• _WHAT YOU NEED TO DO_: Omit the images. Copy each entry word for word.

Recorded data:
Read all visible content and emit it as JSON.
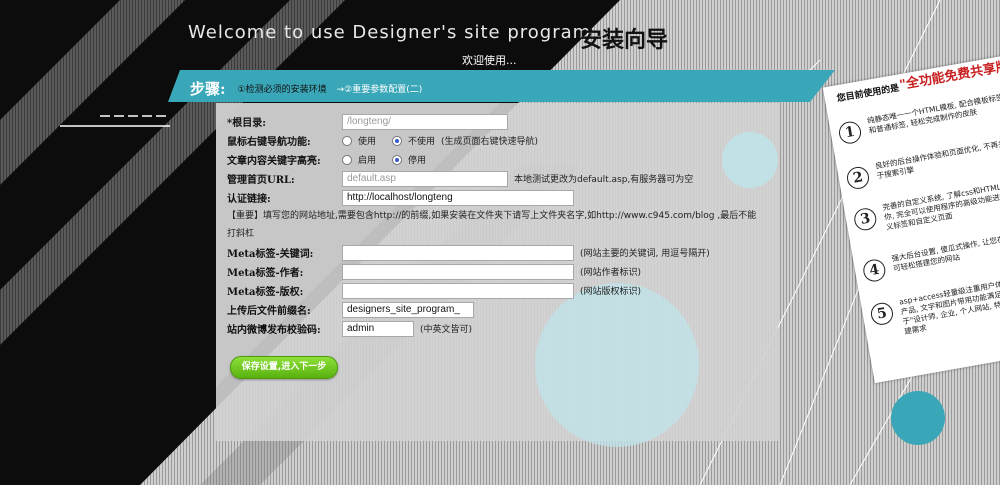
{
  "header": {
    "title_en": "Welcome to use Designer's site program",
    "title_cn": "安装向导",
    "welcome": "欢迎使用..."
  },
  "steps": {
    "label": "步骤:",
    "step1": "①检测必须的安装环境",
    "step2": "→②重要参数配置(二)"
  },
  "form": {
    "root_dir": {
      "label": "*根目录:",
      "placeholder": "/longteng/"
    },
    "nav_func": {
      "label": "鼠标右键导航功能:",
      "opt_use": "使用",
      "opt_nouse": "不使用",
      "hint": "(生成页面右键快速导航)",
      "selected": "不使用"
    },
    "keyword_hl": {
      "label": "文章内容关键字高亮:",
      "opt_on": "启用",
      "opt_off": "停用",
      "selected": "停用"
    },
    "home_url": {
      "label": "管理首页URL:",
      "placeholder": "default.asp",
      "hint": "本地测试更改为default.asp,有服务器可为空"
    },
    "auth_link": {
      "label": "认证链接:",
      "value": "http://localhost/longteng"
    },
    "note": "【重要】填写您的网站地址,需要包含http://的前缀,如果安装在文件夹下请写上文件夹名字,如http://www.c945.com/blog ,最后不能打斜杠",
    "meta_keywords": {
      "label": "Meta标签-关键词:",
      "value": "",
      "hint": "(网站主要的关键词, 用逗号隔开)"
    },
    "meta_author": {
      "label": "Meta标签-作者:",
      "value": "",
      "hint": "(网站作者标识)"
    },
    "meta_copyright": {
      "label": "Meta标签-版权:",
      "value": "",
      "hint": "(网站版权标识)"
    },
    "file_prefix": {
      "label": "上传后文件前缀名:",
      "value": "designers_site_program_"
    },
    "weibo_code": {
      "label": "站内微博发布校验码:",
      "value": "admin",
      "hint": "(中英文皆可)"
    },
    "save_button": "保存设置,进入下一步"
  },
  "promo": {
    "head1": "您目前使用的是",
    "head2": "\"全功能免费共享版\"",
    "items": [
      {
        "num": "1",
        "text": "纯静态唯一一个HTML模板, 配合模板标签和普通标签, 轻松完成制作的皮肤"
      },
      {
        "num": "2",
        "text": "良好的后台操作体验和页面优化, 不再头疼于搜索引擎"
      },
      {
        "num": "3",
        "text": "完善的自定义系统, 了解css和HTML代码的你, 完全可以使用程序的高级功能进行自定义标签和自定义页面"
      },
      {
        "num": "4",
        "text": "强大后台设置, 傻瓜式操作, 让您在3分钟即可轻松搭建您的网站"
      },
      {
        "num": "5",
        "text": "asp+access轻量级注重用户体验和SEO的产品, 文字和图片带用功能满足轻松完成属于\"设计师, 企业, 个人网站, 特色网站\"的搭建需求"
      }
    ]
  },
  "colors": {
    "accent_teal": "#3aa7b8",
    "button_green": "#6cc51e",
    "panel_bg": "#d2d2d2",
    "promo_red": "#c82020"
  }
}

• _RESPONSE BELOW_:
Read all visible content and emit it as JSON.
{
  "header": {
    "title_en": "Welcome to use Designer's site program",
    "title_cn": "安装向导",
    "welcome": "欢迎使用..."
  },
  "steps": {
    "label": "步骤:",
    "step1": "①检测必须的安装环境",
    "step2": "→②重要参数配置(二)"
  },
  "form": {
    "root_dir": {
      "label": "*根目录:",
      "placeholder": "/longteng/"
    },
    "nav_func": {
      "label": "鼠标右键导航功能:",
      "opt_use": "使用",
      "opt_nouse": "不使用",
      "hint": "(生成页面右键快速导航)",
      "selected": "不使用"
    },
    "keyword_hl": {
      "label": "文章内容关键字高亮:",
      "opt_on": "启用",
      "opt_off": "停用",
      "selected": "停用"
    },
    "home_url": {
      "label": "管理首页URL:",
      "placeholder": "default.asp",
      "hint": "本地测试更改为default.asp,有服务器可为空"
    },
    "auth_link": {
      "label": "认证链接:",
      "value": "http://localhost/longteng"
    },
    "note": "【重要】填写您的网站地址,需要包含http://的前缀,如果安装在文件夹下请写上文件夹名字,如http://www.c945.com/blog ,最后不能打斜杠",
    "meta_keywords": {
      "label": "Meta标签-关键词:",
      "value": "",
      "hint": "(网站主要的关键词, 用逗号隔开)"
    },
    "meta_author": {
      "label": "Meta标签-作者:",
      "value": "",
      "hint": "(网站作者标识)"
    },
    "meta_copyright": {
      "label": "Meta标签-版权:",
      "value": "",
      "hint": "(网站版权标识)"
    },
    "file_prefix": {
      "label": "上传后文件前缀名:",
      "value": "designers_site_program_"
    },
    "weibo_code": {
      "label": "站内微博发布校验码:",
      "value": "admin",
      "hint": "(中英文皆可)"
    },
    "save_button": "保存设置,进入下一步"
  },
  "promo": {
    "head1": "您目前使用的是",
    "head2": "\"全功能免费共享版\"",
    "items": [
      {
        "num": "1",
        "text": "纯静态唯一一个HTML模板, 配合模板标签和普通标签, 轻松完成制作的皮肤"
      },
      {
        "num": "2",
        "text": "良好的后台操作体验和页面优化, 不再头疼于搜索引擎"
      },
      {
        "num": "3",
        "text": "完善的自定义系统, 了解css和HTML代码的你, 完全可以使用程序的高级功能进行自定义标签和自定义页面"
      },
      {
        "num": "4",
        "text": "强大后台设置, 傻瓜式操作, 让您在3分钟即可轻松搭建您的网站"
      },
      {
        "num": "5",
        "text": "asp+access轻量级注重用户体验和SEO的产品, 文字和图片带用功能满足轻松完成属于\"设计师, 企业, 个人网站, 特色网站\"的搭建需求"
      }
    ]
  },
  "colors": {
    "accent_teal": "#3aa7b8",
    "button_green": "#6cc51e",
    "panel_bg": "#d2d2d2",
    "promo_red": "#c82020"
  }
}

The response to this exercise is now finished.